In accordance with a change in guidance by the California Division of Occupational Safety and Health and the L.A. County Department of Public Health, cloth masks worn without a surgical mask and other non-medical grade face coverings, including bandanas and neck gaiters, are no longer considered to provide adequate protection from the coronavirus. Medical grade masks include surgical masks and higher grade respirator masks (N95, KN95 or KF94).
Further guidance in the memo states that masks with a one-way valve are no longer acceptable either, and that wearing two medical grade masks at once is not recommended. Masks most effective at preventing the spread have a nose wire, do not gap and cover the mouth, nose and chin.
Students and visitors who do not have an approved mask may obtain one, free of charge, from any one of the Trojan Check campus entry points. Employees should contact their respective departments directly for information about obtaining surgical masks for use at work.

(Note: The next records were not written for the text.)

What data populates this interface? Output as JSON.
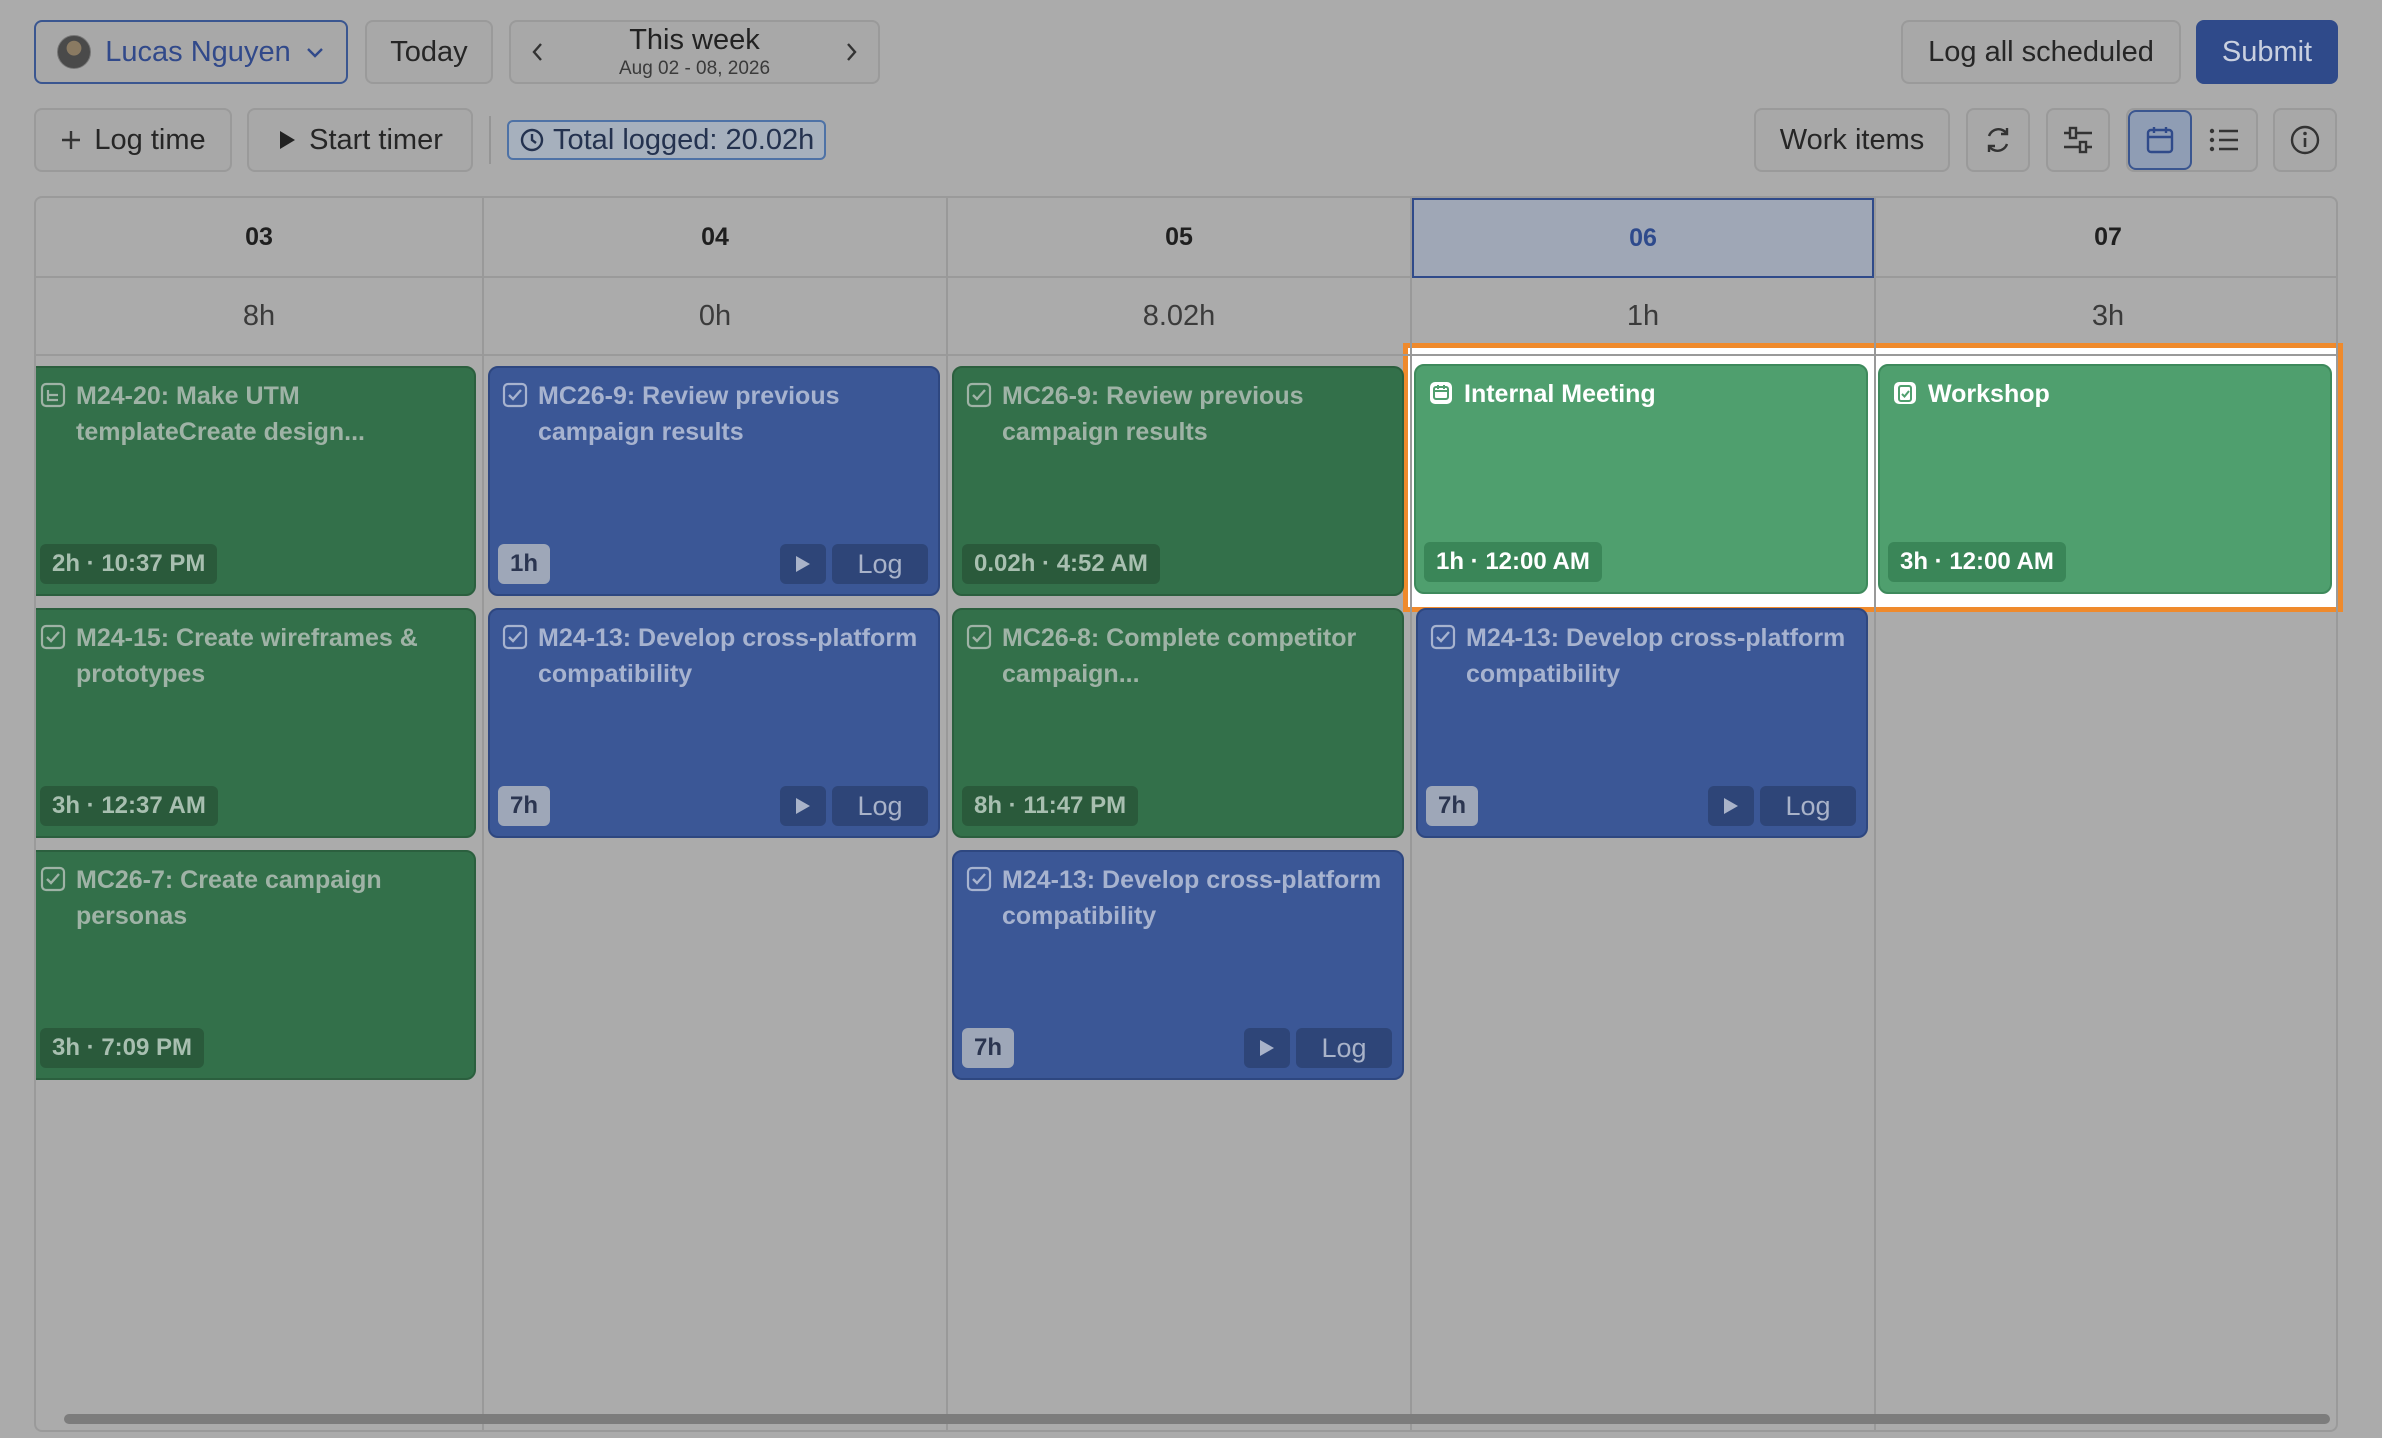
{
  "header": {
    "user_name": "Lucas Nguyen",
    "today_label": "Today",
    "week_title": "This week",
    "week_range": "Aug 02 - 08, 2026",
    "log_all_label": "Log all scheduled",
    "submit_label": "Submit"
  },
  "toolbar": {
    "log_time_label": "Log time",
    "start_timer_label": "Start timer",
    "total_logged": "Total logged: 20.02h",
    "work_items_label": "Work items"
  },
  "days": [
    {
      "day": "03",
      "total": "8h"
    },
    {
      "day": "04",
      "total": "0h"
    },
    {
      "day": "05",
      "total": "8.02h"
    },
    {
      "day": "06",
      "total": "1h"
    },
    {
      "day": "07",
      "total": "3h"
    }
  ],
  "current_day": "06",
  "cards": {
    "d03_1": {
      "title": "M24-20: Make UTM templateCreate design...",
      "meta": "2h · 10:37 PM"
    },
    "d03_2": {
      "title": "M24-15: Create wireframes & prototypes",
      "meta": "3h · 12:37 AM"
    },
    "d03_3": {
      "title": "MC26-7: Create campaign personas",
      "meta": "3h · 7:09 PM"
    },
    "d04_1": {
      "title": "MC26-9: Review previous campaign results",
      "meta": "1h",
      "action": "Log"
    },
    "d04_2": {
      "title": "M24-13: Develop cross-platform compatibility",
      "meta": "7h",
      "action": "Log"
    },
    "d05_1": {
      "title": "MC26-9: Review previous campaign results",
      "meta": "0.02h · 4:52 AM"
    },
    "d05_2": {
      "title": "MC26-8: Complete competitor campaign...",
      "meta": "8h · 11:47 PM"
    },
    "d05_3": {
      "title": "M24-13: Develop cross-platform compatibility",
      "meta": "7h",
      "action": "Log"
    },
    "d06_1": {
      "title": "Internal Meeting",
      "meta": "1h · 12:00 AM"
    },
    "d06_2": {
      "title": "M24-13: Develop cross-platform compatibility",
      "meta": "7h",
      "action": "Log"
    },
    "d07_1": {
      "title": "Workshop",
      "meta": "3h · 12:00 AM"
    }
  },
  "colors": {
    "accent": "#2f4a8a",
    "highlight": "#ef8a2c",
    "logged_card": "#33704a",
    "scheduled_card": "#3b5796",
    "selected_card": "#4f9f6e"
  }
}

As was the case in the fall, weekly surveillance testing is required for all vaccinated students, while unvaccinated students with an approved exemption must test once every 72 hours. Dr. Van Orman said during the Jan. 3 media briefing that the University has the capacity to provide about 50,000 PCR tests each week this semester, compared to last semester’s average of about 35,000.
Students travelling to get to campus this spring are required to test before leaving their winter break location and are recommended to test 48 hours before leaving. Individuals who have had a recent coronavirus infection and are unable to test will need to obtain a “90 day exemption” letter from their healthcare provider.
Student Health recommends PCR tests for the most accurate detection of an infection as they amplify virus particles for greater sensitivity. At-home rapid antigen tests are effective at detecting infection in individuals with higher viral load, 48 hours or longer after exposure but less effective at detecting infection if viral load is low.
Isolation and quarantine
USC Student Health is obligated to follow guidance from the LACDPH, including rules about isolation and quarantine. LACDPH requires a five-day isolation period for those with detected coronavirus illness, which can be ended on day six if the individual no longer exhibits symptoms and tests negative on a viral test collected on or after day five.
Whether or not quarantine is required for those who have been exposed to the coronavirus depends on whether they are up to date with their coronavirus vaccines and whether they exhibit symptoms. If the exposed has received all vaccine doses that they are eligible for and are not feeling sick, they do not need to quarantine but should test immediately. If they are missing a dose, are unvaccinated or are showing symptoms, a quarantine of five days with a negative test on day five or later is required.
According to the latest statistics posted to USC’s COVID-19 Dashboard, there are currently 253 available spaces for eligible isolation and quarantine individuals. During the Jan. 3 media briefing, Dr. Van Orman said that the University has “adequate isolation capacity” and, if necessary, will provide spaces in the USC Hotel, another hotel in Downtown L.A. and one other facility that she said she couldn’t share details about.
Correction: A previous version of this article wrongly abbreviated the Los Angeles County Department of Public Health as LADPH, rather than LACDPH. The Daily Trojan regrets this error.